Hallie represents a typical woman in these times. She is tough, hardworking and illiterate; she also represents the civilising of the west. At the start of the film she is widely seen as Doniphan’s girl (although he hasn’t asked her out yet) but as the film progresses, she slowly falls for Ranse – she leaves the desert for the garden. 

Throughout the film there are references to the taming of the West and one motif is more apparent than others – the rose. Early in the film, Doniphan gives Hallie a Cactus rose, a symbol of the desert.  Ranse however entices her with the promise that one day he will show her a real rose, a symbol of the garden.  This is what The Man Who Shot Liberty Valance is about, that moment when the desert becomes a garden, when civilisation overcomes lawlessness, when Ranse’s law books become more powerful than the gun. 

It is the gun however that is decisive. Valance calls out Ranse and there‘s a shootout in the street. The result seems like a foregone conclusion, yet miraculously, Valance is shot and dies in the very streets that despise him. Ordinarily this would be the end of the film but it’s not. Doniphan realises the feelings Hallie has for Ranse moments after Valance is killed. Civilisation has won and Doniphan – the symbol of the old rugged west – is no longer relevant. He knows this immediately. 

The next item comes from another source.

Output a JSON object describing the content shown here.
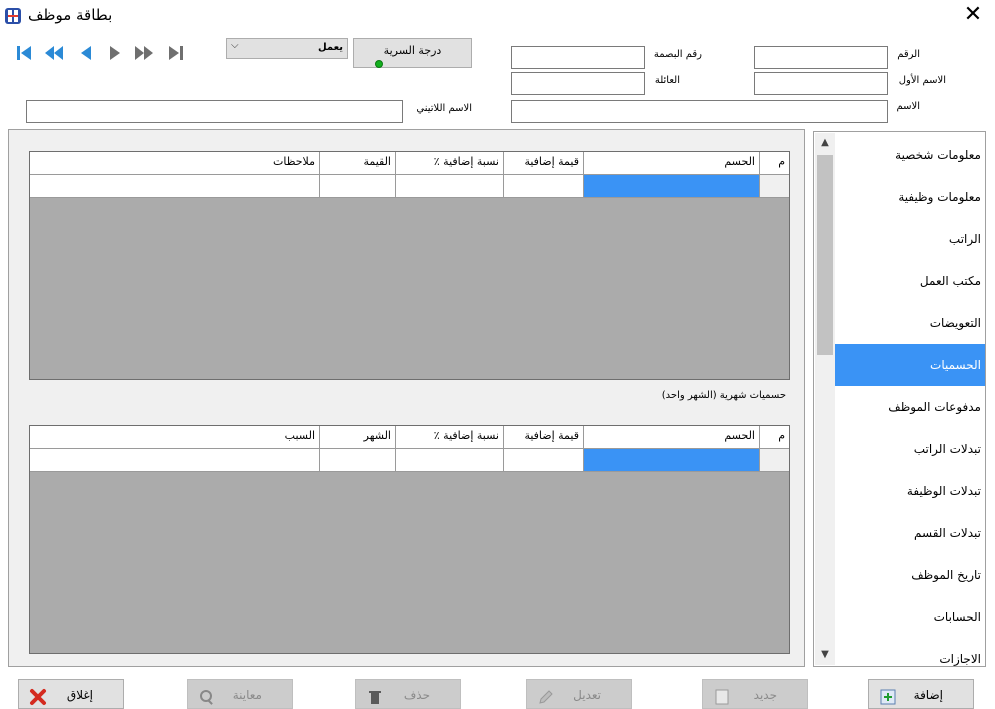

The ending of the film reconfirms the role of the gun in the winning of the West, but it is not a story that can really be told. As Ranse finishes his story, there is a realisation that the myths of the West are sometimes more important than the facts. Although America was civilised, the myth of how it was achieved still holds dear in the hearts of every American. This is as true today as it was in 1962 when the film was made; it is very much the essence of Americanism and is summed up with the famous quote;

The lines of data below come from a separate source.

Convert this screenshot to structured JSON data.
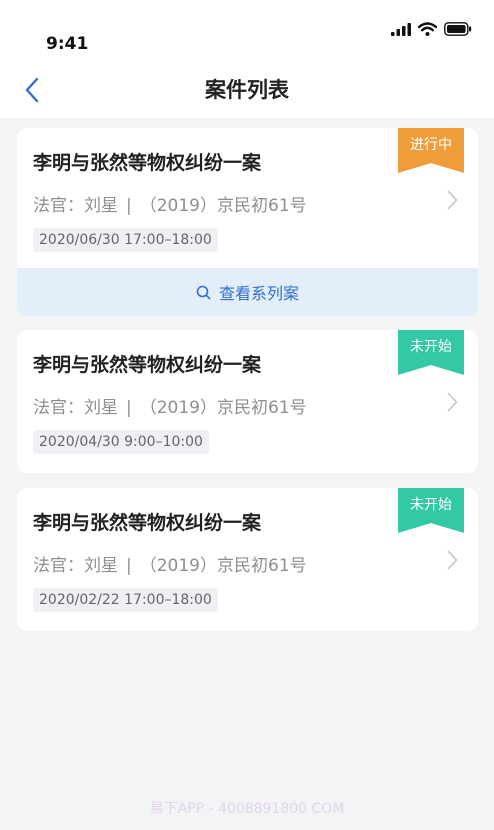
{
  "status_bar": {
    "time": "9:41"
  },
  "nav": {
    "title": "案件列表"
  },
  "cases": [
    {
      "title": "李明与张然等物权纠纷一案",
      "judge_label": "法官：刘星",
      "separator": "|",
      "case_no": "（2019）京民初61号",
      "datetime": "2020/06/30  17:00–18:00",
      "status": "进行中",
      "status_color": "#ef9d3a",
      "action_label": "查看系列案"
    },
    {
      "title": "李明与张然等物权纠纷一案",
      "judge_label": "法官：刘星",
      "separator": "|",
      "case_no": "（2019）京民初61号",
      "datetime": "2020/04/30  9:00–10:00",
      "status": "未开始",
      "status_color": "#33c9a6"
    },
    {
      "title": "李明与张然等物权纠纷一案",
      "judge_label": "法官：刘星",
      "separator": "|",
      "case_no": "（2019）京民初61号",
      "datetime": "2020/02/22 17:00–18:00",
      "status": "未开始",
      "status_color": "#33c9a6"
    }
  ],
  "watermark": "易下APP - 4008891800 COM"
}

‘When the legend becomes fact, print the legend!’ 

Of course, the reason The Man Who Shot Liberty Valance works is because it is not just a great western but a great film, full to the brim with wonderful performances with Stewart, Wayne and Miles excelling as the leads. However, as is often the case in films like this, it is the support that raises it to something special. Edmond O’Brien is wonderful as the founder of the Shinbone Star, Dutton Peabody; Andy Devine plays the cowardly Marshal Link Appleyard with relish and humour and Lee Marvin is truly menacing as the bully of the title. In addition, we have that icon of the western Lee Van Cleef as Valance’s gang member Reese, and John Carradine vocalises beautifully as the spokesman for the cattle barons. 

Some people will be put off but the emphasis on dialogue over gunshots. This is not an action western – it is a drama, an important story that tells of one of the great transitions in American history. How ultimately the West won by the bullet but conquered by the ballot. It’s not an epic in the traditional sense of moviemaking, but it is in the scope of its ambitions. For me, The Man Who Shot Liberty Valance, is one of the great westerns, and in being so, it is also one of the great films of all time.

Film ‘89 Verdict – 10/10